5) Cardinals (32-32, +10 run differential) -- The Cardinals are 12-22 since a 20-10 start, and so they’re either one of baseball’s most disappointing teams or a real good team that has had a bad few weeks. They’re hitting .225 and scoring 3.9 runs per game in this tough stretch. One thing they’re not doing: selling at the Trade Deadline. They’re all-in for 2019.

Outlook: Are the Cardinals what almost everyone projected them to be? Or are they the team that has had a really tough few weeks in virtually every area? Perhaps the good news -- okay, it’s really terrible news -- for president of baseball operations John Mozeliak is that the Cardinals need help in so many areas that they can’t all be addressed with trades.
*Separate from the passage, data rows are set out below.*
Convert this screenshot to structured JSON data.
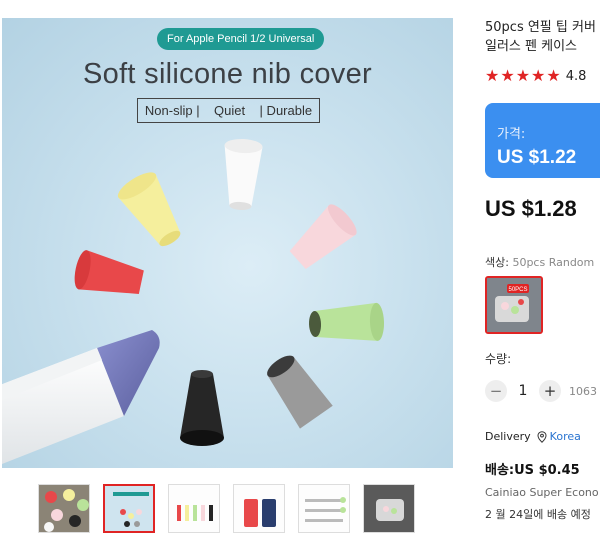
{
  "hero": {
    "badge": "For Apple Pencil 1/2 Universal",
    "title": "Soft silicone nib cover",
    "features": "Non-slip |    Quiet    | Durable",
    "nib_colors": [
      "#f5ef9d",
      "#f7f7f7",
      "#f8d7dc",
      "#b9e39a",
      "#9a9a9a",
      "#262626",
      "#e8484a"
    ]
  },
  "thumbnails": [
    {
      "name": "thumb-1"
    },
    {
      "name": "thumb-2",
      "active": true
    },
    {
      "name": "thumb-3"
    },
    {
      "name": "thumb-4"
    },
    {
      "name": "thumb-5"
    },
    {
      "name": "thumb-6"
    }
  ],
  "product": {
    "title_line1": "50pcs 연필 팁 커버",
    "title_line2": "일러스 펜 케이스",
    "rating": "4.8",
    "price_label": "가격:",
    "price_card": "US $1.22",
    "price": "US $1.28",
    "color_label": "색상:",
    "color_value": "50pcs Random",
    "swatch_caption": "50PCS",
    "qty_label": "수량:",
    "qty_value": "1",
    "stock": "1063",
    "delivery_label": "Delivery",
    "delivery_location": "Korea",
    "shipping_fee": "배송:US $0.45",
    "carrier": "Cainiao Super Econo",
    "eta": "2 월 24일에 배송 예정"
  },
  "colors": {
    "accent_red": "#e02424",
    "price_blue": "#3b8ff0",
    "badge_teal": "#1f9a93",
    "link_blue": "#2a74d0"
  },
  "icons": [
    "star-icon",
    "minus-icon",
    "plus-icon",
    "location-pin-icon"
  ]
}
Unless something changes, the Cardinals seem committed to staying the course with their current group and possibly even adding to it.

6) Nationals (31-35, +1 run differential) -- If they add a reliever (or two), they’re capable of making the playoffs even after a 16-25 start in which blame rested on a bullpen with a 6.25 ERA. During this 12-4 hot stretch, Washington’s starters have a 3.00 ERA and their offense has scored the third-most runs in the Majors. The bullpen has been better but not nearly good enough.

Outlook: Would the Nationals trade either of their two best players -- 3B Anthony Rendon or utility man Howie Kendrick? At the moment, there’s zero chance of that happening even though Rendon likely will test the free-agent market after the season. GM Mike Rizzo wasn’t allowed to trade Bryce Harper to the Astros last summer, and it seems unlikely his bosses will have a different view of Rendon. If the Nationals continue to play well, Rizzo will try hard to upgrade the bullpen and see if his team can make an improbable postseason run.

Richard Justice has been a reporter for since 2011. Listen to his podcast and follow him on Twitter at @RichardJustice.